* **RECORDS SHOWN**
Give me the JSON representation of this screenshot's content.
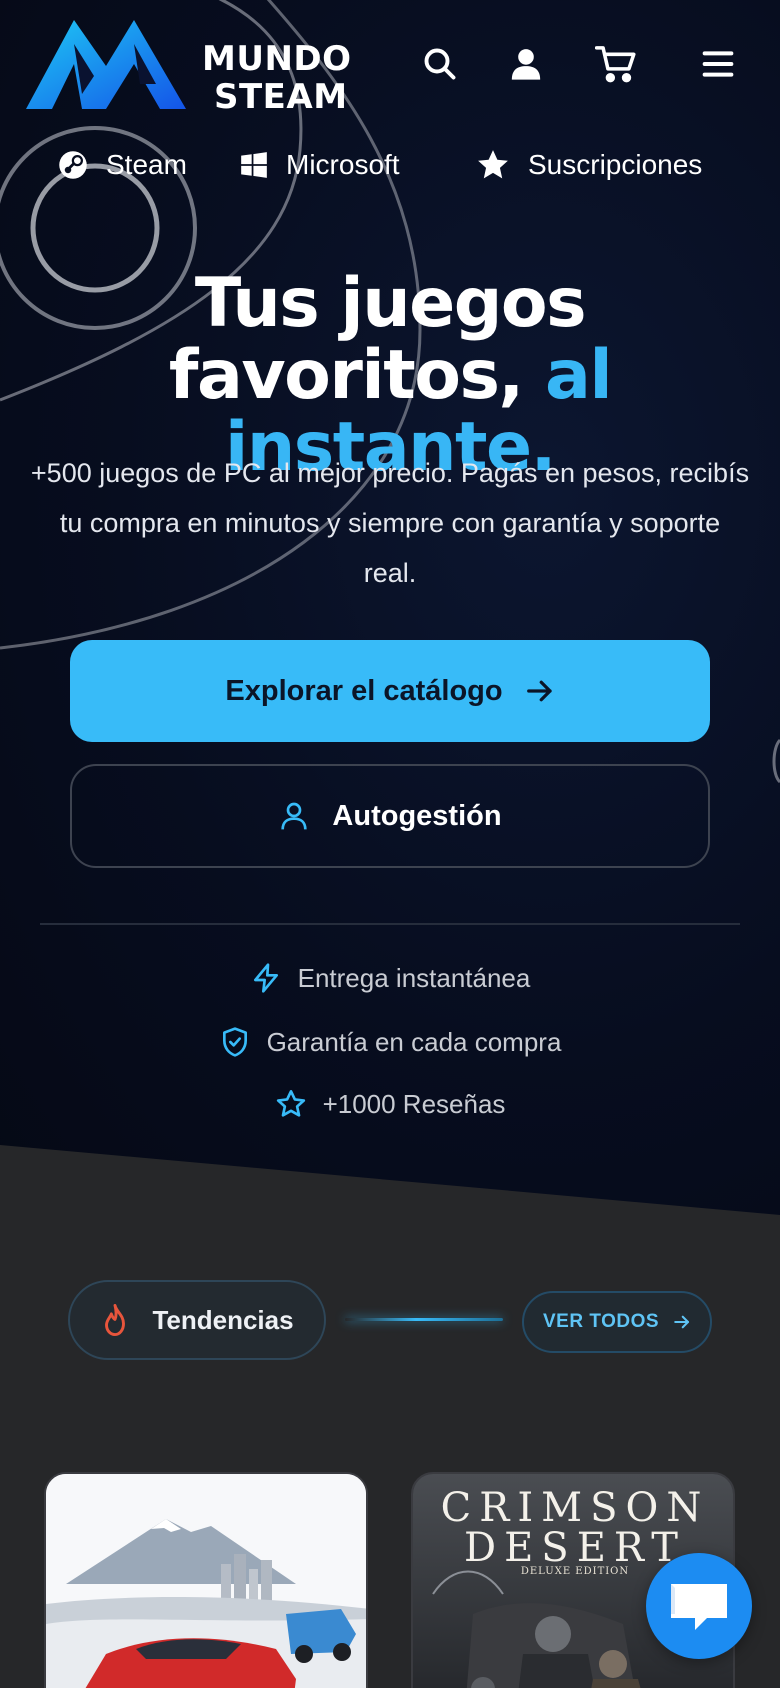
{
  "brand": {
    "line1": "MUNDO",
    "line2": "STEAM"
  },
  "header_icons": [
    "search-icon",
    "user-icon",
    "cart-icon",
    "menu-icon"
  ],
  "nav": {
    "items": [
      {
        "label": "Steam",
        "icon": "steam-icon"
      },
      {
        "label": "Microsoft",
        "icon": "windows-icon"
      },
      {
        "label": "Suscripciones",
        "icon": "star-icon"
      }
    ]
  },
  "hero": {
    "title_line1": "Tus juegos",
    "title_line2_a": "favoritos,",
    "title_line2_b": "al instante.",
    "subtitle": "+500 juegos de PC al mejor precio. Pagás en pesos, recibís tu compra en minutos y siempre con garantía y soporte real.",
    "primary_cta": "Explorar el catálogo",
    "secondary_cta": "Autogestión"
  },
  "features": [
    {
      "label": "Entrega instantánea",
      "icon": "bolt-icon"
    },
    {
      "label": "Garantía en cada compra",
      "icon": "shield-check-icon"
    },
    {
      "label": "+1000 Reseñas",
      "icon": "star-outline-icon"
    }
  ],
  "trending": {
    "label": "Tendencias",
    "icon": "fire-icon",
    "view_all": "VER TODOS"
  },
  "products": [
    {
      "title": "",
      "art": "red-sports-car-artwork"
    },
    {
      "title_line1": "CRIMSON",
      "title_line2": "DESERT",
      "edition": "DELUXE EDITION"
    }
  ],
  "colors": {
    "accent": "#38bbf8",
    "hero_bg": "#070d1f",
    "section_bg": "#262729",
    "chat_button": "#1c8cf2",
    "fire": "#e8553c"
  }
}
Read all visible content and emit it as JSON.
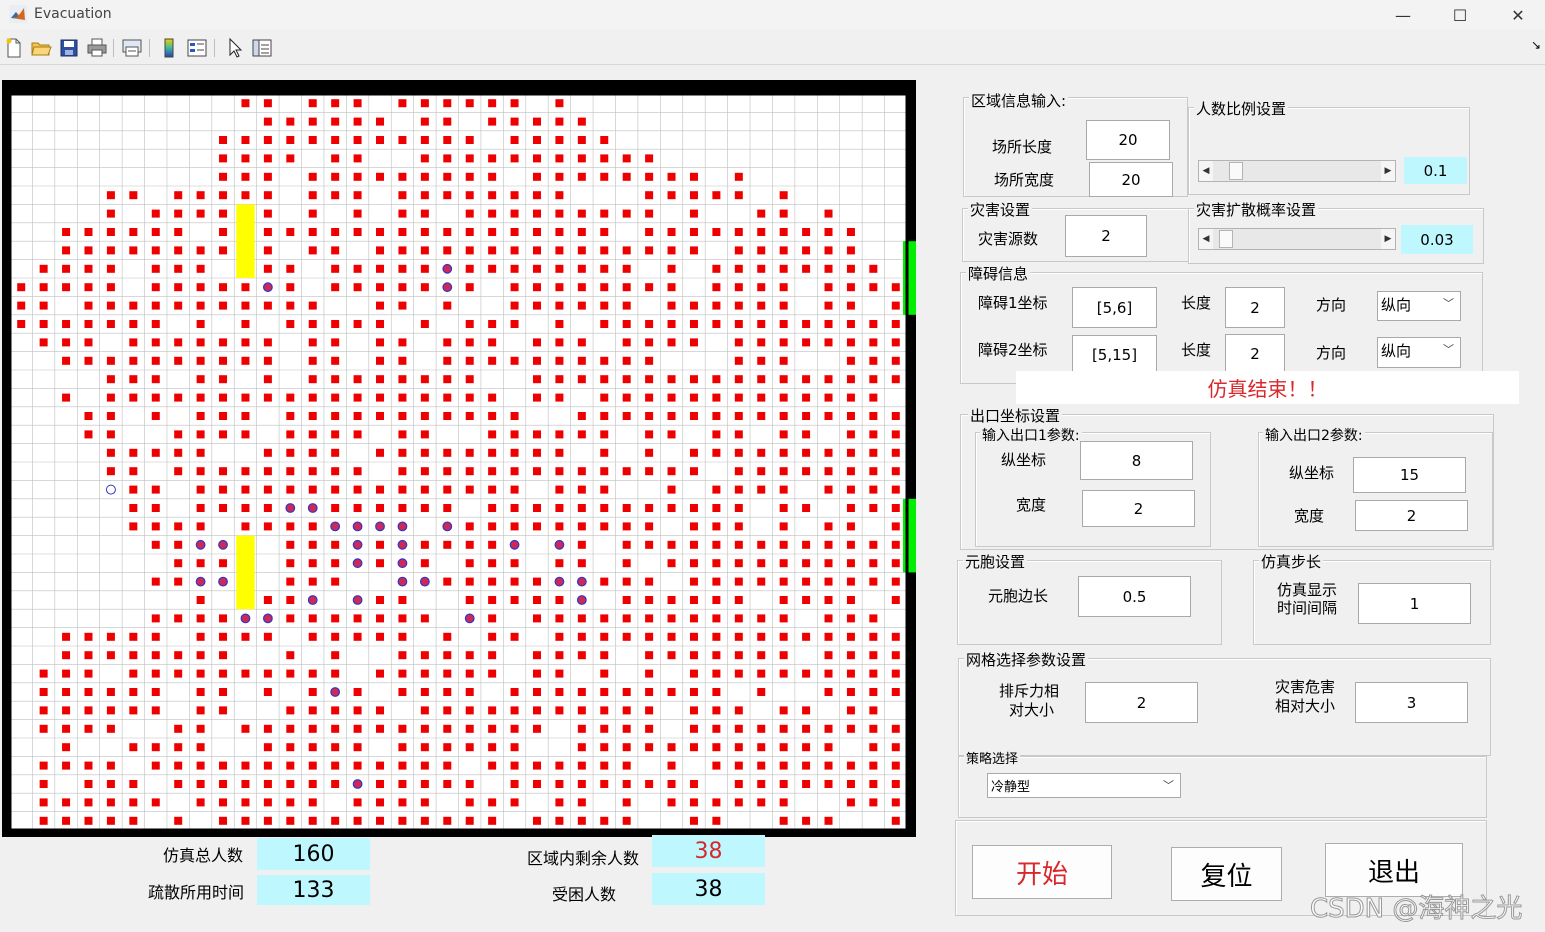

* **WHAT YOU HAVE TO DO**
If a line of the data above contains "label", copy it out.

* **SOLUTION FOR THIS PROBLEM**
        "label": "Steam",
        "label": "Microsoft",
        "label": "Suscripciones",
      "label": "Entrega instantánea",
      "label": "Garantía en cada compra",
      "label": "+1000 Reseñas",
    "label": "Tendencias",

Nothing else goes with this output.